My most recent fascination has become the eastern region of Mitte from Alexander Platz to Strausberer Platz, between Moll Strasse and the Spree. This quarter is composed primarily of prefab, Modernist plattenbau, except for the Socialist Neo Classical buildings that line the imposing Karl-Marx-Allee. The entire 2km stretch of Karl-Marx-Allee (known as Stalinallee until Stalin’s death) was constructed between 1952–1960 according to a detailed master plan. The landmark domed towers that cap the street’s uninterrupted course from one end at Frankfurter Tor to the circle at Strausberger Platz were designed by Hermann Henselmann, who was appointed head architect of Berlin in 1953. It’s the shorter distance between Strausberger Plz. and Otto-Braun Strasse, however, that I most admire. Here one encounters some compelling modernist-inflected examples of Soviet-styled architecture that, I would guess, made their way onto the Allee’s roster toward the end of its construction period in the early 60s. Josef Kaiser and Herbert Aust seem to be responsible for most of what I’m referring to here—the monumental Kino International, the Art Deco-influenced Cafe Moskau (by Kaiser and Werner Dutschke) and several freestanding, open-plan and largely glass-walled retail structures that front the street (Karl-Marks-Allee 45, for example, which is currently doing duty as a pop-up gallery for Bombay Sapphire, and was recently announced as the site for Friedrich Petzel’s new venture, Capitain and Petzel).
Kino International, Josef Kaiser and Herbert Aust
Kino International, rear view
Alex Back Shop, Otto-Braun Str.

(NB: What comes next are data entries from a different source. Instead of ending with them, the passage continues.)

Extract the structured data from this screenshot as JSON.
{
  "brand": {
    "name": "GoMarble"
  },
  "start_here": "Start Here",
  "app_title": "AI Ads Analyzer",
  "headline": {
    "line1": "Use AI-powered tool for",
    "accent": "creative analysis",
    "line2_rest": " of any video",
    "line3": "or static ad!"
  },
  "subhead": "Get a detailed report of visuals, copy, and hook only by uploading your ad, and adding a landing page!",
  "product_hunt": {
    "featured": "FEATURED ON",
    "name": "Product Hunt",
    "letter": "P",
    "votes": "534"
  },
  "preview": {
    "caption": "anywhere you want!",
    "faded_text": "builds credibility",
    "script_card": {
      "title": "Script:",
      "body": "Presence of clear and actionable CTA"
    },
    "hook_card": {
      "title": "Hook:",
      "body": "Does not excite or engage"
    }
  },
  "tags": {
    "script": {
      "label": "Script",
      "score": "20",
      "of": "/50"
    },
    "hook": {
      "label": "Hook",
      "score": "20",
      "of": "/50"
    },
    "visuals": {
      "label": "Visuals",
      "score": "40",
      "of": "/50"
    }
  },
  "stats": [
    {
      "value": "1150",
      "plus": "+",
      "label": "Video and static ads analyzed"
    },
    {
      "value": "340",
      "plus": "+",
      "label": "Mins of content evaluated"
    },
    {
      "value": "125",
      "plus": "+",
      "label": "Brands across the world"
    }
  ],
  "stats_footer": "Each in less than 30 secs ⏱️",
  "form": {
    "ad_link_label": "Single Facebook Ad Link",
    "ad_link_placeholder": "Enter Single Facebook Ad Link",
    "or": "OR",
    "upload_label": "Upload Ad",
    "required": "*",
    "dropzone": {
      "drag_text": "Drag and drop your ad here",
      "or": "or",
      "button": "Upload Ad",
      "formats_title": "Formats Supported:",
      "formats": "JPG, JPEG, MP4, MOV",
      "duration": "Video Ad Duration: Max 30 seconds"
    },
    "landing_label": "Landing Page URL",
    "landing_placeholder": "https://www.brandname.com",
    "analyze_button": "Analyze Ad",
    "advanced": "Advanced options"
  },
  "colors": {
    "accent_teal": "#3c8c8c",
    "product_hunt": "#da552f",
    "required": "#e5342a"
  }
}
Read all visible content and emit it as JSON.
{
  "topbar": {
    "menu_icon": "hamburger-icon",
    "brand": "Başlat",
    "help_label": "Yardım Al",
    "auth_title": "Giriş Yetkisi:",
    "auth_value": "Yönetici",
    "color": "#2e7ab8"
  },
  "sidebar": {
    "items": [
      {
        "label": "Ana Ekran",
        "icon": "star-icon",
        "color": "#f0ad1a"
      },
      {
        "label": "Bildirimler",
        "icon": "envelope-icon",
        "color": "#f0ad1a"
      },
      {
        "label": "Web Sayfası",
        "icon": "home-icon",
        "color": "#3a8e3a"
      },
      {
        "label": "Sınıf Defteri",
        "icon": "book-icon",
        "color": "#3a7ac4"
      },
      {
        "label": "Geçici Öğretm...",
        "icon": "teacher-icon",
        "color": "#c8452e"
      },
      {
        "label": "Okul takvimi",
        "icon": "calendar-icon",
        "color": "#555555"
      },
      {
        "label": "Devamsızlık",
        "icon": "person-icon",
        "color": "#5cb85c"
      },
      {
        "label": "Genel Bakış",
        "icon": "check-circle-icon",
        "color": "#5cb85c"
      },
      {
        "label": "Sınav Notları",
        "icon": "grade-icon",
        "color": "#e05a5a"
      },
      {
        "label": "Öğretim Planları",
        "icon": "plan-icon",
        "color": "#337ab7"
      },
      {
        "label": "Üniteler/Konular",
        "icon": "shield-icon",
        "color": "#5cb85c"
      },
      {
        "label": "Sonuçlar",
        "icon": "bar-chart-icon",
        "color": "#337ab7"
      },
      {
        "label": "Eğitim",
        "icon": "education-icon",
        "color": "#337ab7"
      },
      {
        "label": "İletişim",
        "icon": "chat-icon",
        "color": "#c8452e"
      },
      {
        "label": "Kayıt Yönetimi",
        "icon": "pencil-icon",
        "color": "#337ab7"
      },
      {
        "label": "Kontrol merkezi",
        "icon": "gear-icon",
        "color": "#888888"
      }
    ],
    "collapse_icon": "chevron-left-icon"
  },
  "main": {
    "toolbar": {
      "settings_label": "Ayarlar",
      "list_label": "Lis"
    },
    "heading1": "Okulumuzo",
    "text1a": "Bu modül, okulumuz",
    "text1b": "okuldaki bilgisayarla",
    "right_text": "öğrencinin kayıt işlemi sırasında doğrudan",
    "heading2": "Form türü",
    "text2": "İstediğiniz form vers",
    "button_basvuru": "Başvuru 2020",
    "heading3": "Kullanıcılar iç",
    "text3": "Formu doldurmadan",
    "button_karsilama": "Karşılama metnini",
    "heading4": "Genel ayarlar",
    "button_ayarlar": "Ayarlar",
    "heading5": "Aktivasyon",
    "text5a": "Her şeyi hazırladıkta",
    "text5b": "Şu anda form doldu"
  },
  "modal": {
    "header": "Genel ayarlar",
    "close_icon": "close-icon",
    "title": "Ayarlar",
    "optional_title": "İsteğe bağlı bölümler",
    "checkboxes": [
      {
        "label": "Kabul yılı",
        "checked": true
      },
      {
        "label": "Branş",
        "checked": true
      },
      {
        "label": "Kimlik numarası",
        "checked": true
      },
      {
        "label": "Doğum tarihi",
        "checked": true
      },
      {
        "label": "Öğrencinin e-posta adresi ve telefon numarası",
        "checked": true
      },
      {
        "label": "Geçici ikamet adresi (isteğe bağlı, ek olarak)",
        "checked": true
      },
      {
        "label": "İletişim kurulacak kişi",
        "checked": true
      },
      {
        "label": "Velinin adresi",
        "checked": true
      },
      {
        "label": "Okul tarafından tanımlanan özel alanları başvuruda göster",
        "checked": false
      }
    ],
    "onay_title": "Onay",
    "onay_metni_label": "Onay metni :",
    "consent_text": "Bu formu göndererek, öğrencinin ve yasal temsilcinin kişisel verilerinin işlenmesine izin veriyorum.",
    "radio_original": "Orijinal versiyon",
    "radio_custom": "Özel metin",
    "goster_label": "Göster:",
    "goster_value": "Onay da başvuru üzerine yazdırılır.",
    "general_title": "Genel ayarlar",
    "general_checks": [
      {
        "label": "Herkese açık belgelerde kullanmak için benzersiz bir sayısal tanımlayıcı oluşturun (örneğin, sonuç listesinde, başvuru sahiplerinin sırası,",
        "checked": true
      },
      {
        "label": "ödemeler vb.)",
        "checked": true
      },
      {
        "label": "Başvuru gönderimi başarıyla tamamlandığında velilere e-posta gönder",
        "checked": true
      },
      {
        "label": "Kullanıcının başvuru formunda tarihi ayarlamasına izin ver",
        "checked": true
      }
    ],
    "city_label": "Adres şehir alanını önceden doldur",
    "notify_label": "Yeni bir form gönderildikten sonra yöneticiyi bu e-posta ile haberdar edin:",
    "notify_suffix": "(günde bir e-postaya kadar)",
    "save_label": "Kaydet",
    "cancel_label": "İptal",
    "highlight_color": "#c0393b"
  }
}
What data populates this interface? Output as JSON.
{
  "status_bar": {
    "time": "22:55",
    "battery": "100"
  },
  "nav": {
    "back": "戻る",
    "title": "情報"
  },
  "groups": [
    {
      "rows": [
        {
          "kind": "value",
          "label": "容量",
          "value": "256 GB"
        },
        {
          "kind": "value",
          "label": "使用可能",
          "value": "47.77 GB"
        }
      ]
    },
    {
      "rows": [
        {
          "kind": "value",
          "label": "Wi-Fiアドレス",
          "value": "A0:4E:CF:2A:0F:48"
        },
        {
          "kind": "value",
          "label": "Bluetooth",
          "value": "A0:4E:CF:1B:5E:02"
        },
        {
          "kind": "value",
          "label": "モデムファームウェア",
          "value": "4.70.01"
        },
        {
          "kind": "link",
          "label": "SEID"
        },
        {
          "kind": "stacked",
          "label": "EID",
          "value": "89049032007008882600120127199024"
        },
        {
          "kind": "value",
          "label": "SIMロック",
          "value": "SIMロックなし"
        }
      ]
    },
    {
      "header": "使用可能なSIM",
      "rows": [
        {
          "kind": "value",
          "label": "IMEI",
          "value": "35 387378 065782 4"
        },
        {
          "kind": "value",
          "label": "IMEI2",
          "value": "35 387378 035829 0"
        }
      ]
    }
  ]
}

coffee cup sign, Otto-Braun Str.
There are some interesting photos of this same area from the early 1960s here.
Also, a nice comparison of Karl-Marx-Allee, the East’s major ideo-architectural statement of the period, with the Interbau 57 site in the West is available at architectureinberlin (great blog, well worth spending some time).